In general women used reusable cloths. Today, we benefit from a reusable silicone Diva Cup and reusable cotton and organic cotton menstrual pads as well as leakproof underwear or “Lunapanties with absorbency options to fit your flow.” And Lunapads has thought of everything – how to deal with quick changes on the go with their cute wet/dry bags by Planet Wise.
We can shrink the number of used feminine hygiene products going to landfill by switching over to reusable products.
I’m always switching things up: how I exercise my body, what I eat, trying my best at eliminating plastic waste and contributing as little as possible to landfill. As a result of switching over to Lunapads exclusively, and because I swim regularly, I have had to change my training schedule. For the last while, I’ve given up swimming during menstruation, which is about four days every three weeks or so. I’ve decided that I can do other activities during that time, like walking, which is one of the best forms of activity; Katy Bowman has a lot to say on this. Believe me, I know that not everyone can even contemplate this…I’ve been athletic my entire life and I can’t remember EVER letting my period stop me from doing any sport. I guess the difference now, is that my perspective has changed and having my period is a blessing as opposed to the ‘curse’ I grew up hearing about.
“Nothing’s going to stop me!” “Just Do It” “Push Through”…all for what exactly?
Taking these steps towards a healthier monthly cycle has introduced me to some amazing practitioners like Barbara Loomis, Rosita Arvigo and Renée Warner who practice the Arvigo Techniques of Maya Abdominal Therapy, which “helps to restore the body to its natural balance by correcting the position of organs that have shifted and restrict the flow of blood, lymph, nerve and chi energy.”
In the last year I switched over to Lunapads for both health and environmental reasons. I’ve also become a Lunapads Ambassador, which means I’ve got a box of unused samples to show around (wanna host a Lunapads party?) and can let you know when there are promotional coupon codes for you to try the products for the first time, to stock up on new patterns or give away as gifts.
For a little immediate incentive, enter my $25 gift certificate giveaway. I’ve got one gift certificate valued at $25. Redeemable at the Lunapads online store until July 1st, 2016. How to enter? Leave comments or likes via social media – you know the drill. Make sure to include @ or # youasamachine so that I get notification and can enter your name into the draw. Enter as often as you like. More social media activity means more entries for you.
Contest closes August 1, 2015.
One lucky winner’s name will be randomly selected on August 1, 2015.
UPDATE: Aug. 2, 2015 Congratulations to Elaine Miller @GussieGrips
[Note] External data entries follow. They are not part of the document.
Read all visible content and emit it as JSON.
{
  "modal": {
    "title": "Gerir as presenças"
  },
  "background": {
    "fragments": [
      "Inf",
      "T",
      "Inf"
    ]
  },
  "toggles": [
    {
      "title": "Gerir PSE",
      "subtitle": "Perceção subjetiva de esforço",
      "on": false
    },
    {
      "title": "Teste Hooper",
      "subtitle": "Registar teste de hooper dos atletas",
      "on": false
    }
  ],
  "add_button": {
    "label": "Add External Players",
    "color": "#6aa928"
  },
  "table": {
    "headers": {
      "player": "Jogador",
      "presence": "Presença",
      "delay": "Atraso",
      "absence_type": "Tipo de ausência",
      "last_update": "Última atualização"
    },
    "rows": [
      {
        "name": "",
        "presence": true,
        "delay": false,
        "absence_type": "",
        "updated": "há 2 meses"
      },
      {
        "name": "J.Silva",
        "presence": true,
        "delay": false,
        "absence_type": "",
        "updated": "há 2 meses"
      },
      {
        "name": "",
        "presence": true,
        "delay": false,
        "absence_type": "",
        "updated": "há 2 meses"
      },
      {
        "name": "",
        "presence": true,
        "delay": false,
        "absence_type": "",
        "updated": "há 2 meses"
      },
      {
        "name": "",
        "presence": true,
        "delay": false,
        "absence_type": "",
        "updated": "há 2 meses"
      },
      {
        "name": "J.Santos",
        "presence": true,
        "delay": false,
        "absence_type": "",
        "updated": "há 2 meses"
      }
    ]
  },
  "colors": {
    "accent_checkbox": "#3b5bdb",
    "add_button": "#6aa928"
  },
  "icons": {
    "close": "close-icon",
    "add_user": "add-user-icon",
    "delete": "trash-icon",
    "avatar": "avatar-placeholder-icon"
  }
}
UPDATE #2: September 1, 2015
After one month and many failed attempts at contacting Elaine Miller to claim her prize my son has pulled another name from the hat. The prize goes to:
Anne-Marie Bonneau @ZeroWasteChef
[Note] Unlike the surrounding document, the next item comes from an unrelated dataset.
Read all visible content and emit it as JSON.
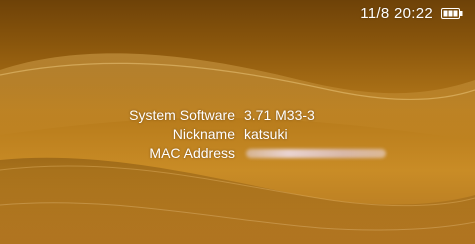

In the meantime, here’s a gift for everyone…for yourself or to share with someone else 🙂
Related Articles:  Lunapads: Environment, The Midwife Is In, Why Switch? Sustainable Cycles, Let’s Talk About It! Eco Femme, What’s Really In That Tampon?, Novel Idea: What if We Actually Researched Whether Menstrual Products Are Safe to Use?, Menstrupedia Comic, 5 Things I do That Were Once Considered Normal
Disclaimer: I am not selling these products and am not trying to persuade anyone else to sell these products. I am a Lunapads Ambassador, which means that I can share product information with you and in exchange should you decide to make a purchase on-line and include my Ambassador Code #515021 at check-out, I will receive a small percentage of each referral. Thanks!
Also, the views expressed in this article are my own and do not necessarily reflect those of Lunapads or other companies mentioned.